What is required: An identical copy of the records below is the expected result.

━━━━━━

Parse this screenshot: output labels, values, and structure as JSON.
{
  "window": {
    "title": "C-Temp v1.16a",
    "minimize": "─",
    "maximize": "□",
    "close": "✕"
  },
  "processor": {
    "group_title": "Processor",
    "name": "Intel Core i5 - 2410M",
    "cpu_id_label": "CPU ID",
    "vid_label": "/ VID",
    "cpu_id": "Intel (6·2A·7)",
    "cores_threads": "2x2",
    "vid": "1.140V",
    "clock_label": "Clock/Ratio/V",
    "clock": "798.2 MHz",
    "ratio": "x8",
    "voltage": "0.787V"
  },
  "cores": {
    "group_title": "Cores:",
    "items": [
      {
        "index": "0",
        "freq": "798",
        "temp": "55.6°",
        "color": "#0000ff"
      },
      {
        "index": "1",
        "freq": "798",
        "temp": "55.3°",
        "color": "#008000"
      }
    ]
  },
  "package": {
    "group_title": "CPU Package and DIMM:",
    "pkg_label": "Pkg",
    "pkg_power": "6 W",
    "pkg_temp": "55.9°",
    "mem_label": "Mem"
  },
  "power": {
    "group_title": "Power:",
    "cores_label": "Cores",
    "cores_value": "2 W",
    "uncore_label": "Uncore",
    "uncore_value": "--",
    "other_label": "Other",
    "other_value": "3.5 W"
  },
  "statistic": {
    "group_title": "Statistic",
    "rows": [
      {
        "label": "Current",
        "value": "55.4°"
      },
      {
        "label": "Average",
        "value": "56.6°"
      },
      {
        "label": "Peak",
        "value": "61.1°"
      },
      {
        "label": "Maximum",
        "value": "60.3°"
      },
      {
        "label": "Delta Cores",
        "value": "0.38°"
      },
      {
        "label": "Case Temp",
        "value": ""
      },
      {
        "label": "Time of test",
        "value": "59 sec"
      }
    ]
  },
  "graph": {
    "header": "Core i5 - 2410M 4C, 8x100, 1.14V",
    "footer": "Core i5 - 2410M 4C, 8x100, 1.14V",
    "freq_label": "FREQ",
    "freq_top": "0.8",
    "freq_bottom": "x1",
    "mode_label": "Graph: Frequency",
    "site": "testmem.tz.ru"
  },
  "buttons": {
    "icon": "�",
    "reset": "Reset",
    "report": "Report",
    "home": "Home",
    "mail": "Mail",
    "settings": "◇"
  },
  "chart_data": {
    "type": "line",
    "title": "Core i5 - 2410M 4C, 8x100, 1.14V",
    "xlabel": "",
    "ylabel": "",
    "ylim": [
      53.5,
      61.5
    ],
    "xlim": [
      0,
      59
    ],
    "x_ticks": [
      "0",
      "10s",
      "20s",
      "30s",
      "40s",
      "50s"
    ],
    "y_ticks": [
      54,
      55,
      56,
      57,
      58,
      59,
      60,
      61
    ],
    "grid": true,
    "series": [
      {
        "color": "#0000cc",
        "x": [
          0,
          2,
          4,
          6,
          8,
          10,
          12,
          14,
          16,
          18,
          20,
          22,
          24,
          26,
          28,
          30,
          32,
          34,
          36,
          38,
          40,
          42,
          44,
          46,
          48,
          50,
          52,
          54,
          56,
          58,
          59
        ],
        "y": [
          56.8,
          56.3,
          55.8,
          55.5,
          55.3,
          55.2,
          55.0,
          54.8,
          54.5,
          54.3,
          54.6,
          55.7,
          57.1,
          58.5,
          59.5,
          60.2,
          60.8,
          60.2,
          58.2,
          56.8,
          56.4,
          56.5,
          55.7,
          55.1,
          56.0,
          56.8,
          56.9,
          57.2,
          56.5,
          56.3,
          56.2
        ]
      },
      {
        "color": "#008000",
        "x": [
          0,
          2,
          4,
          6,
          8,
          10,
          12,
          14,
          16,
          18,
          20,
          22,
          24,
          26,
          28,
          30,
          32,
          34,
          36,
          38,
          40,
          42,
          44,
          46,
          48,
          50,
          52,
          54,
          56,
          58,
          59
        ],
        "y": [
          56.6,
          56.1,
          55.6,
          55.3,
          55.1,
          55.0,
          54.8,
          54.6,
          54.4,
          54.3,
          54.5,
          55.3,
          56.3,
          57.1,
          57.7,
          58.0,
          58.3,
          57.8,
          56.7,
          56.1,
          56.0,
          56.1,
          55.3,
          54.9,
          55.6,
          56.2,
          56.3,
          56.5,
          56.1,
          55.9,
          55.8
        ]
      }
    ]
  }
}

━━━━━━

Exercise solution:
Parse this screenshot: output labels, values, and structure as JSON.
{
  "window": {
    "title": "C-Temp v1.16a",
    "minimize": "─",
    "maximize": "□",
    "close": "✕"
  },
  "processor": {
    "group_title": "Processor",
    "name": "Intel Core i5 - 2410M",
    "cpu_id_label": "CPU ID",
    "vid_label": "/ VID",
    "cpu_id": "Intel (6·2A·7)",
    "cores_threads": "2x2",
    "vid": "1.140V",
    "clock_label": "Clock/Ratio/V",
    "clock": "798.2 MHz",
    "ratio": "x8",
    "voltage": "0.787V"
  },
  "cores": {
    "group_title": "Cores:",
    "items": [
      {
        "index": "0",
        "freq": "798",
        "temp": "55.6°",
        "color": "#0000ff"
      },
      {
        "index": "1",
        "freq": "798",
        "temp": "55.3°",
        "color": "#008000"
      }
    ]
  },
  "package": {
    "group_title": "CPU Package and DIMM:",
    "pkg_label": "Pkg",
    "pkg_power": "6 W",
    "pkg_temp": "55.9°",
    "mem_label": "Mem"
  },
  "power": {
    "group_title": "Power:",
    "cores_label": "Cores",
    "cores_value": "2 W",
    "uncore_label": "Uncore",
    "uncore_value": "--",
    "other_label": "Other",
    "other_value": "3.5 W"
  },
  "statistic": {
    "group_title": "Statistic",
    "rows": [
      {
        "label": "Current",
        "value": "55.4°"
      },
      {
        "label": "Average",
        "value": "56.6°"
      },
      {
        "label": "Peak",
        "value": "61.1°"
      },
      {
        "label": "Maximum",
        "value": "60.3°"
      },
      {
        "label": "Delta Cores",
        "value": "0.38°"
      },
      {
        "label": "Case Temp",
        "value": ""
      },
      {
        "label": "Time of test",
        "value": "59 sec"
      }
    ]
  },
  "graph": {
    "header": "Core i5 - 2410M 4C, 8x100, 1.14V",
    "footer": "Core i5 - 2410M 4C, 8x100, 1.14V",
    "freq_label": "FREQ",
    "freq_top": "0.8",
    "freq_bottom": "x1",
    "mode_label": "Graph: Frequency",
    "site": "testmem.tz.ru"
  },
  "buttons": {
    "icon": "�",
    "reset": "Reset",
    "report": "Report",
    "home": "Home",
    "mail": "Mail",
    "settings": "◇"
  },
  "chart_data": {
    "type": "line",
    "title": "Core i5 - 2410M 4C, 8x100, 1.14V",
    "xlabel": "",
    "ylabel": "",
    "ylim": [
      53.5,
      61.5
    ],
    "xlim": [
      0,
      59
    ],
    "x_ticks": [
      "0",
      "10s",
      "20s",
      "30s",
      "40s",
      "50s"
    ],
    "y_ticks": [
      54,
      55,
      56,
      57,
      58,
      59,
      60,
      61
    ],
    "grid": true,
    "series": [
      {
        "color": "#0000cc",
        "x": [
          0,
          2,
          4,
          6,
          8,
          10,
          12,
          14,
          16,
          18,
          20,
          22,
          24,
          26,
          28,
          30,
          32,
          34,
          36,
          38,
          40,
          42,
          44,
          46,
          48,
          50,
          52,
          54,
          56,
          58,
          59
        ],
        "y": [
          56.8,
          56.3,
          55.8,
          55.5,
          55.3,
          55.2,
          55.0,
          54.8,
          54.5,
          54.3,
          54.6,
          55.7,
          57.1,
          58.5,
          59.5,
          60.2,
          60.8,
          60.2,
          58.2,
          56.8,
          56.4,
          56.5,
          55.7,
          55.1,
          56.0,
          56.8,
          56.9,
          57.2,
          56.5,
          56.3,
          56.2
        ]
      },
      {
        "color": "#008000",
        "x": [
          0,
          2,
          4,
          6,
          8,
          10,
          12,
          14,
          16,
          18,
          20,
          22,
          24,
          26,
          28,
          30,
          32,
          34,
          36,
          38,
          40,
          42,
          44,
          46,
          48,
          50,
          52,
          54,
          56,
          58,
          59
        ],
        "y": [
          56.6,
          56.1,
          55.6,
          55.3,
          55.1,
          55.0,
          54.8,
          54.6,
          54.4,
          54.3,
          54.5,
          55.3,
          56.3,
          57.1,
          57.7,
          58.0,
          58.3,
          57.8,
          56.7,
          56.1,
          56.0,
          56.1,
          55.3,
          54.9,
          55.6,
          56.2,
          56.3,
          56.5,
          56.1,
          55.9,
          55.8
        ]
      }
    ]
  }
}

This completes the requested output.